▸ Task instructions: Report every line of the listing below in which the string "Deductive" occurs.

▸ Supplied material:
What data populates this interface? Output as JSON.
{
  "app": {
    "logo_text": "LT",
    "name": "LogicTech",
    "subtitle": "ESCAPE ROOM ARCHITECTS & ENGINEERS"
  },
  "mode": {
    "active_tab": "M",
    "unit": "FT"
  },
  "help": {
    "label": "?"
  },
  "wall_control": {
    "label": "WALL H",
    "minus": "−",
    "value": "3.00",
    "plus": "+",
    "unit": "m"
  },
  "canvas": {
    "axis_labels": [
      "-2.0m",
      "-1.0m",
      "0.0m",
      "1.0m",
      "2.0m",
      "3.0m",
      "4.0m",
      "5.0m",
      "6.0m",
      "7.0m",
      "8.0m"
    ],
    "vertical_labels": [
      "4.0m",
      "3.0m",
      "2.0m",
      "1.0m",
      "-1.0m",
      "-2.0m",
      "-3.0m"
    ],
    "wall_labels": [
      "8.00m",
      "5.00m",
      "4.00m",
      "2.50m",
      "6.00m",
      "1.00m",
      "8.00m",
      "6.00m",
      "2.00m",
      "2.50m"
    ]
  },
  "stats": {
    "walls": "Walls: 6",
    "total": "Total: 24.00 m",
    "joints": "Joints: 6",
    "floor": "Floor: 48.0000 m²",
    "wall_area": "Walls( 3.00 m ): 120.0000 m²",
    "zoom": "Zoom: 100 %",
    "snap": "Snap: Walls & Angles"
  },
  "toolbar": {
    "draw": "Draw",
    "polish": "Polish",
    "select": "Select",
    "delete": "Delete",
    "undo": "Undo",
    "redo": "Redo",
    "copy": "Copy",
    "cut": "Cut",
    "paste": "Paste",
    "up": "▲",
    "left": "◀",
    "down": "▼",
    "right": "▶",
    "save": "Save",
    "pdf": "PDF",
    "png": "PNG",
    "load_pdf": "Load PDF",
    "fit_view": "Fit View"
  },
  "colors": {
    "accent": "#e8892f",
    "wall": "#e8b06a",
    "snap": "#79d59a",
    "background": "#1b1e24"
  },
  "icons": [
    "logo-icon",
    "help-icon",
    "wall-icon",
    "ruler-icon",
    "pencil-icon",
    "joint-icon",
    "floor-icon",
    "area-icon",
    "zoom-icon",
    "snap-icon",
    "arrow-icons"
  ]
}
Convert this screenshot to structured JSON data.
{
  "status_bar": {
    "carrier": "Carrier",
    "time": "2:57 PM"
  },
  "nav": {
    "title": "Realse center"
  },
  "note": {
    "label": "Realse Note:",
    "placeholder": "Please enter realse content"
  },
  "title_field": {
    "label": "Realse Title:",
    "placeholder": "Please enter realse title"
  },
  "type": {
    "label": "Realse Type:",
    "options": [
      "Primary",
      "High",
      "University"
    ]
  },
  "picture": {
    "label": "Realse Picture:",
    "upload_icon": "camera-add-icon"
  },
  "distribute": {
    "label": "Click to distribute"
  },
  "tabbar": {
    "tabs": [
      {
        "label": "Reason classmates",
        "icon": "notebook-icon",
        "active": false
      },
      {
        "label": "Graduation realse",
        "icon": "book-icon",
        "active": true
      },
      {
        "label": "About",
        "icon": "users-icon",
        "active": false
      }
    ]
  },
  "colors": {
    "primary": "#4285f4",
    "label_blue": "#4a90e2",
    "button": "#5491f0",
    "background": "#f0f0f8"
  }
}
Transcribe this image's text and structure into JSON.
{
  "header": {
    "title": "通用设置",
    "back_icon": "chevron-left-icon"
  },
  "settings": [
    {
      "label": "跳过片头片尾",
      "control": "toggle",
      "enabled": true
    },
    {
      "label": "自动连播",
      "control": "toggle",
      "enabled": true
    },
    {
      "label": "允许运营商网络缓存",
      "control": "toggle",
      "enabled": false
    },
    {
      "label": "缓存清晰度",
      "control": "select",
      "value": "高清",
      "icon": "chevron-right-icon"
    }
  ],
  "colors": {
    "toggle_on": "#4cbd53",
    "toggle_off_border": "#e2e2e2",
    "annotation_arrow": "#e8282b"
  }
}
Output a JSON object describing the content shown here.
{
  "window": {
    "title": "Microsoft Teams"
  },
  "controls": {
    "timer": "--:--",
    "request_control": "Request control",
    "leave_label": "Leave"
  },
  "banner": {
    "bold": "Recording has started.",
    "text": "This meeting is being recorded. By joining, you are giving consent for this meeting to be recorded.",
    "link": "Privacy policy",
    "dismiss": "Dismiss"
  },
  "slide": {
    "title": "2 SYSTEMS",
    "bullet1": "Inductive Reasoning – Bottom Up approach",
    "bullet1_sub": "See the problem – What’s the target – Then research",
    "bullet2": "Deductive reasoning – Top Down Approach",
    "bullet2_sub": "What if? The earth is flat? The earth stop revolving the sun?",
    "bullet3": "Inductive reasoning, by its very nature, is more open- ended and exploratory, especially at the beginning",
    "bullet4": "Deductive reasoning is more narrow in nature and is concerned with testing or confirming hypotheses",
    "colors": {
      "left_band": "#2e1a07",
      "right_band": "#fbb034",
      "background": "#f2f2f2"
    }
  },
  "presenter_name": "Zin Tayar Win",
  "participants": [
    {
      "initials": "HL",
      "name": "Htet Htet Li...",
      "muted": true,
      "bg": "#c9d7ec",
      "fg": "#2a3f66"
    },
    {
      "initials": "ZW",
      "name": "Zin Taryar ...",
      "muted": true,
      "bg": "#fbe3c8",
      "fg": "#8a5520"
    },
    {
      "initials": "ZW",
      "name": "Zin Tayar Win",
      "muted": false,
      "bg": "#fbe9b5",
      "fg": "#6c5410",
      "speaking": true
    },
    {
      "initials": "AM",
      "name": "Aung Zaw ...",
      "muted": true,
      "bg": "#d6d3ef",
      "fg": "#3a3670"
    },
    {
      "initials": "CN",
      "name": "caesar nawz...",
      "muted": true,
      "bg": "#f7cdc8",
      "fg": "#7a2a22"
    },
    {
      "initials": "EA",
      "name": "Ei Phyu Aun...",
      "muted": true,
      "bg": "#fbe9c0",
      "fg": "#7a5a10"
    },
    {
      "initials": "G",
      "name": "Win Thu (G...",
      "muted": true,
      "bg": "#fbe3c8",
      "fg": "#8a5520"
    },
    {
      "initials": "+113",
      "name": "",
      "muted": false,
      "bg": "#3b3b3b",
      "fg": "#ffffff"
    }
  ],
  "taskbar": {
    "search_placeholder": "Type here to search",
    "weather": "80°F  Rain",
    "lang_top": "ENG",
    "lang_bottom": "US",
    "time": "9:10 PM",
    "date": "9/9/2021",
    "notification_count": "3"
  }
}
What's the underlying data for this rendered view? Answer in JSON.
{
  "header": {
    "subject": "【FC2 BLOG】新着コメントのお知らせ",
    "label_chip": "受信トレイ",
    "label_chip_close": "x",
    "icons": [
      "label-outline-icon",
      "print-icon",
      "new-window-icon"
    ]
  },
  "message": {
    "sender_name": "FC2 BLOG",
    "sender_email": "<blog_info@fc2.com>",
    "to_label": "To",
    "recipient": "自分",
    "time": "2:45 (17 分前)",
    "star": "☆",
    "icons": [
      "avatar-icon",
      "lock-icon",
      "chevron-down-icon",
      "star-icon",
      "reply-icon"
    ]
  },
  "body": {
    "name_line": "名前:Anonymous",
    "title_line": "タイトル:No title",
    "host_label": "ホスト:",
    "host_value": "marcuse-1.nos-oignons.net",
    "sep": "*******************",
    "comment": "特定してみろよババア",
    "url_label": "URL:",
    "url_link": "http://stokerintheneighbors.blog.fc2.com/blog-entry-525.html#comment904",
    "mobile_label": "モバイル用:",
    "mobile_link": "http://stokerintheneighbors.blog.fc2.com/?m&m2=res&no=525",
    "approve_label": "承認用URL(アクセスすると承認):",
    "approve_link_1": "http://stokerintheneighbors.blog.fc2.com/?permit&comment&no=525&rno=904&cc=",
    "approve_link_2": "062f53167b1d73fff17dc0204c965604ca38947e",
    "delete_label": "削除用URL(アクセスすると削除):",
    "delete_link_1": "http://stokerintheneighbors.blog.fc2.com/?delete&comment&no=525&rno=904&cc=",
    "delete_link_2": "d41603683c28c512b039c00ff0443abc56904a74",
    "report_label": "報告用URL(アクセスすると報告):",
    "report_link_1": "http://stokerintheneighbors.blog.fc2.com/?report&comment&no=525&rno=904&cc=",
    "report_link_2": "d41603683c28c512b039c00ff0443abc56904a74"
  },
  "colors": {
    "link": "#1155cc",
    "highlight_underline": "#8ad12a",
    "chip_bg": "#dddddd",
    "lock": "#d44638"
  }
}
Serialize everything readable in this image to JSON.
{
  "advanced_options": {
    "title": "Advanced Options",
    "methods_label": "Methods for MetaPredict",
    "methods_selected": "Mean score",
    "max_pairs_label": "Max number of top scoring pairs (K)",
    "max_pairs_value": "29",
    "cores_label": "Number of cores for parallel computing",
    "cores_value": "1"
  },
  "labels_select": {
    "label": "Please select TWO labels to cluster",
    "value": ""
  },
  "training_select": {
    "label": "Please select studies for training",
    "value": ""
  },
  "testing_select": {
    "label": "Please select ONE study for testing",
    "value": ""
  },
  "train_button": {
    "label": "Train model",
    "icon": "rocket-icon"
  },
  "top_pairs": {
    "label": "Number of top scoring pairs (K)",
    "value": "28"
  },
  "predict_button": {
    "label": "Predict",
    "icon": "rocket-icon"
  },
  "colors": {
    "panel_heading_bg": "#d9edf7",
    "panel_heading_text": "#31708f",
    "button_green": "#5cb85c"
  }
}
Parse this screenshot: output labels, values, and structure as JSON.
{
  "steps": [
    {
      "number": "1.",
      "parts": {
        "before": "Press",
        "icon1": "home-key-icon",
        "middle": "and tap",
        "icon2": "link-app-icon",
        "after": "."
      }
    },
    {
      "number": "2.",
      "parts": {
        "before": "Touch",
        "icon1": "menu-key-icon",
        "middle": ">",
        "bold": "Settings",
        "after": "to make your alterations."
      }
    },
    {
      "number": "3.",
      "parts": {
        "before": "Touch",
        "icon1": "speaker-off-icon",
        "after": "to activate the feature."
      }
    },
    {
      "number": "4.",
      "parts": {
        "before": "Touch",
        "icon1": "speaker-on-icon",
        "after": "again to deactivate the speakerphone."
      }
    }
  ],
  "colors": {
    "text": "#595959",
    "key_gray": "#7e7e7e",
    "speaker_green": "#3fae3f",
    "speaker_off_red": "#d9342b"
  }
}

▸ Task answer:
    "bullet2": "Deductive reasoning – Top Down Approach",
    "bullet4": "Deductive reasoning is more narrow in nature and is concerned with testing or confirming hypotheses",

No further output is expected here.